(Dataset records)
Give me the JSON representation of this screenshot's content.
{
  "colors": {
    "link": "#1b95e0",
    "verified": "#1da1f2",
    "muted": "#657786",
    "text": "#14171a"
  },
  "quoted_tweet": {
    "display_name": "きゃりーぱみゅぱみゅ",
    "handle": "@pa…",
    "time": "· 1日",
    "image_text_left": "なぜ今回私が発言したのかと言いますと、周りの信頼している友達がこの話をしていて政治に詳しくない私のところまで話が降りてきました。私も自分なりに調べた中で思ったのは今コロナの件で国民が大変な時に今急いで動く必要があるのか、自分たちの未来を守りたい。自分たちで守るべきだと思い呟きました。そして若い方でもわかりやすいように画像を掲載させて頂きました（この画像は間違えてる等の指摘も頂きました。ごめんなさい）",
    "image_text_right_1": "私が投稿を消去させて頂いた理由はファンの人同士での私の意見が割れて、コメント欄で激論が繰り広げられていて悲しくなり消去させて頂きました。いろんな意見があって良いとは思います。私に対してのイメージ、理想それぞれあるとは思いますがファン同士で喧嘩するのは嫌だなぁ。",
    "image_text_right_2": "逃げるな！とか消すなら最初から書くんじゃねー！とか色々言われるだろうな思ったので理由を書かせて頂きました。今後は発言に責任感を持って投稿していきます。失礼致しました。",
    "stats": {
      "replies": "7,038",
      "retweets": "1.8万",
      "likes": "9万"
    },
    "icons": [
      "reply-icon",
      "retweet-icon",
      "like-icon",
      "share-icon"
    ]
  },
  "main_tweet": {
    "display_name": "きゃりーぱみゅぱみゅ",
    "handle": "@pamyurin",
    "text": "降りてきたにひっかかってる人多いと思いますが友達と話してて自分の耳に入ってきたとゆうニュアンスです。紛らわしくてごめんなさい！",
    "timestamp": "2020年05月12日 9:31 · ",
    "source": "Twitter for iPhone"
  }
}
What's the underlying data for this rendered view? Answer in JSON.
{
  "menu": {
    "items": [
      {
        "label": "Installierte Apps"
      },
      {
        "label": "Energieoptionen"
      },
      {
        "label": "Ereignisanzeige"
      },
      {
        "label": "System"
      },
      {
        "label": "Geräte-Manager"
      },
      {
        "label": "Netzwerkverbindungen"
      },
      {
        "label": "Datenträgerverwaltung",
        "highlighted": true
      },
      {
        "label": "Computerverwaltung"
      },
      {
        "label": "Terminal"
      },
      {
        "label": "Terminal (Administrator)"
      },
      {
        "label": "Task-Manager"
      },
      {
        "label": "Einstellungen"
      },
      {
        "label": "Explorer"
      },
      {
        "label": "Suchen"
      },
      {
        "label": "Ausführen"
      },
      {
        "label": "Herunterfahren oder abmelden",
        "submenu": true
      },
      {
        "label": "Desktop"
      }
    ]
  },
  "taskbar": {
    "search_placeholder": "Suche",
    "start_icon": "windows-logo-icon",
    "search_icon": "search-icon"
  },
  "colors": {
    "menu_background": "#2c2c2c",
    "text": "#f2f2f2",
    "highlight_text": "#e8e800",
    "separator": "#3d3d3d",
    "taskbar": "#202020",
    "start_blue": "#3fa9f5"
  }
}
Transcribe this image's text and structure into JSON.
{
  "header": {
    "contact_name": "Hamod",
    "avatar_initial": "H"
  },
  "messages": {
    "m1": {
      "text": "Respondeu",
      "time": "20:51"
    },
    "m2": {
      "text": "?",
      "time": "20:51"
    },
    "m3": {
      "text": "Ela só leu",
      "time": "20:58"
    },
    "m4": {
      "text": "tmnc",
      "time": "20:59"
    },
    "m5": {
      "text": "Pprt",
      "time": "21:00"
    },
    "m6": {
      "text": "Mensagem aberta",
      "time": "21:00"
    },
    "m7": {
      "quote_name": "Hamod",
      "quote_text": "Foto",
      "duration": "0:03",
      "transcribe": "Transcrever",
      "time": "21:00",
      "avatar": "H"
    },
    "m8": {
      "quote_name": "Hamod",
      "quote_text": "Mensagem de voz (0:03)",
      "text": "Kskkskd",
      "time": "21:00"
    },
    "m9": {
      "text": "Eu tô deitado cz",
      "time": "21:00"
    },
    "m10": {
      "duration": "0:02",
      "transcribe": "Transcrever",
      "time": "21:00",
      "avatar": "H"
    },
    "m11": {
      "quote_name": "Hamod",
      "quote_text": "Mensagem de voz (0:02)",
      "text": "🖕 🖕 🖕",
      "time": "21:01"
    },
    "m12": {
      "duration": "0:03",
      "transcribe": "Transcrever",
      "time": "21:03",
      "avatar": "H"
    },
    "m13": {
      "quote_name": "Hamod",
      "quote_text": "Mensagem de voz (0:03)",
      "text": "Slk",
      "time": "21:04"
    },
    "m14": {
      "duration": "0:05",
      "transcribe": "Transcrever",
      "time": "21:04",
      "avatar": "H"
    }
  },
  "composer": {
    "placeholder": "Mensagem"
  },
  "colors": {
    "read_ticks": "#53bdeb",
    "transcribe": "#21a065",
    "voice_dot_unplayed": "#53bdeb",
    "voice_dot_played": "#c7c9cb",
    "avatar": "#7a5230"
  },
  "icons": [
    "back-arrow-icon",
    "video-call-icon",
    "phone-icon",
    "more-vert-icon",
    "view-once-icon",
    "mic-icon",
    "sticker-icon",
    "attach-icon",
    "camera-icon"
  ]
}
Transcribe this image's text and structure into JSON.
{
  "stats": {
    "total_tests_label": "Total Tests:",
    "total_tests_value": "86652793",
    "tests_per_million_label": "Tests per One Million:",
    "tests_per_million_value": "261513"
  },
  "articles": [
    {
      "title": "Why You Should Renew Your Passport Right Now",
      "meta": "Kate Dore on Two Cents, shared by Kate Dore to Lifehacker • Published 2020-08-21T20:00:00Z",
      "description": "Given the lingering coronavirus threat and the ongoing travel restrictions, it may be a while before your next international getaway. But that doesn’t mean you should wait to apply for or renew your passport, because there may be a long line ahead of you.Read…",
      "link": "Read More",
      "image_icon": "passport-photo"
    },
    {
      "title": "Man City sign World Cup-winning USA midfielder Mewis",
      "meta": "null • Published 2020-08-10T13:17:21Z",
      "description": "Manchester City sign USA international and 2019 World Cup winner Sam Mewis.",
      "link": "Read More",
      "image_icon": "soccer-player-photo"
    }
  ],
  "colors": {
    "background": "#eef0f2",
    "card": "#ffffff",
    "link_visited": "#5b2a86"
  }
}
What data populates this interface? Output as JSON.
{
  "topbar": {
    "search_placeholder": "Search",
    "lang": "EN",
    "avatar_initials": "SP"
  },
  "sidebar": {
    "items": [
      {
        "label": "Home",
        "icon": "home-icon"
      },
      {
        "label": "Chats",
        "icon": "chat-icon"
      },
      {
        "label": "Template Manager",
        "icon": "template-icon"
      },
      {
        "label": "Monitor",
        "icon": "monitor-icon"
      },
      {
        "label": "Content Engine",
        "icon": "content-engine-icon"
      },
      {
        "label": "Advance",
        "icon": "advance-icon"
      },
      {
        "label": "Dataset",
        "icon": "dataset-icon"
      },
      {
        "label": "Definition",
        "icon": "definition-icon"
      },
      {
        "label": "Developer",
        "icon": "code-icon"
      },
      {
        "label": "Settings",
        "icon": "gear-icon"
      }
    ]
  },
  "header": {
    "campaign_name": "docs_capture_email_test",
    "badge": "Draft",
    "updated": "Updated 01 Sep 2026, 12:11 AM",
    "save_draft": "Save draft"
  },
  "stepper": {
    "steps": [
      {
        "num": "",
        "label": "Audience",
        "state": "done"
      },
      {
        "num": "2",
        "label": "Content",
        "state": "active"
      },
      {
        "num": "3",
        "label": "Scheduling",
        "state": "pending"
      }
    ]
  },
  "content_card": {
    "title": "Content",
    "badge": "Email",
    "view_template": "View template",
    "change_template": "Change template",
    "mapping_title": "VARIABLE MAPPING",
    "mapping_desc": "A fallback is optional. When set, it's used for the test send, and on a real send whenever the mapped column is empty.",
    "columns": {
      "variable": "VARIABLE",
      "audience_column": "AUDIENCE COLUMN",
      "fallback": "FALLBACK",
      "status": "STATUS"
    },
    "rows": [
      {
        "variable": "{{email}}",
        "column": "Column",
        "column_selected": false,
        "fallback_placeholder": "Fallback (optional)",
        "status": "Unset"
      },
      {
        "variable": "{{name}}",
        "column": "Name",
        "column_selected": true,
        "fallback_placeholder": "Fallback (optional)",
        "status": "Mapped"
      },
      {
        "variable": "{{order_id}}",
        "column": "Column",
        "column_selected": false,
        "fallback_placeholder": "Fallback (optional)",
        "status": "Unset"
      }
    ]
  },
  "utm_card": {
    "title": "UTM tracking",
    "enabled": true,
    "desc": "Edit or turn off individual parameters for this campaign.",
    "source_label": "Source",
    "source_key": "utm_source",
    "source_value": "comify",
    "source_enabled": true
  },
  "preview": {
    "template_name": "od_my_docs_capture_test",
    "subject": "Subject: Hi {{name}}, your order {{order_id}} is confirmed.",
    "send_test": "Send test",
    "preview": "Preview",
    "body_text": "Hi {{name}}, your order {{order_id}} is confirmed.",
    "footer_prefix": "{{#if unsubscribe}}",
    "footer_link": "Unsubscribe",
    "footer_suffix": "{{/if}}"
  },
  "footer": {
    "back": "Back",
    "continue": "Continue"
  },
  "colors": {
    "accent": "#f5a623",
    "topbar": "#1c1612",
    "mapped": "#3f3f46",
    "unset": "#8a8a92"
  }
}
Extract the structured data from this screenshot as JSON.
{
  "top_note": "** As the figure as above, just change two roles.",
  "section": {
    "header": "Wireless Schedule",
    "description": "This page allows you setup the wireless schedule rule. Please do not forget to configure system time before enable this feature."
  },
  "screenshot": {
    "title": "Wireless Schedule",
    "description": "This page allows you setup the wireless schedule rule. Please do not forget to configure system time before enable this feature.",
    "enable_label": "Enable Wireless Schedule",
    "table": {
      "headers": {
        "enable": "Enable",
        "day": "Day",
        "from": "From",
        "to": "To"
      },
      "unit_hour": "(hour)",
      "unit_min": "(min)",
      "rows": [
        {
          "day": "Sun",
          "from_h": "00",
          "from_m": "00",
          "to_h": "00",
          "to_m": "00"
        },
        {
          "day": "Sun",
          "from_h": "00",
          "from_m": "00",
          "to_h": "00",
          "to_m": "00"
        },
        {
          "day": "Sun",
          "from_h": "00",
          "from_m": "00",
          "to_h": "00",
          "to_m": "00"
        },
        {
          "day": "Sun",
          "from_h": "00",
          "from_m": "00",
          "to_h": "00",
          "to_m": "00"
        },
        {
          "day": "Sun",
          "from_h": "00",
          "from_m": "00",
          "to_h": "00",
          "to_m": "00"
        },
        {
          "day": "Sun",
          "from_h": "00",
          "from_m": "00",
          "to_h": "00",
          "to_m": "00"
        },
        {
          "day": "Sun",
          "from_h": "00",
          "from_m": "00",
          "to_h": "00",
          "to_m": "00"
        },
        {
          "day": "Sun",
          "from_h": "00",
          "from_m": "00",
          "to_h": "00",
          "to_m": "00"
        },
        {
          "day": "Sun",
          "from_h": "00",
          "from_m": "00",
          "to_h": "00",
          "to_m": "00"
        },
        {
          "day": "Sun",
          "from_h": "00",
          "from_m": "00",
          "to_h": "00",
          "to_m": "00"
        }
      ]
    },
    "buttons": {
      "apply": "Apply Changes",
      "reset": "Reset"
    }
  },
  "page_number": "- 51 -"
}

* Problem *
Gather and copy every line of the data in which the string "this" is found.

* Finished task *
Give me the JSON representation of this screenshot's content.
What's the underlying data for this rendered view? Answer in JSON.
Transcribe this image's text and structure into JSON.
Transcribe this image's text and structure into JSON.
What data populates this interface? Output as JSON.
    "desc": "Edit or turn off individual parameters for this campaign.",
Extract the structured data from this screenshot as JSON.
    "description": "This page allows you setup the wireless schedule rule. Please do not forget to configure system time before enable this feature."
    "description": "This page allows you setup the wireless schedule rule. Please do not forget to configure system time before enable this feature.",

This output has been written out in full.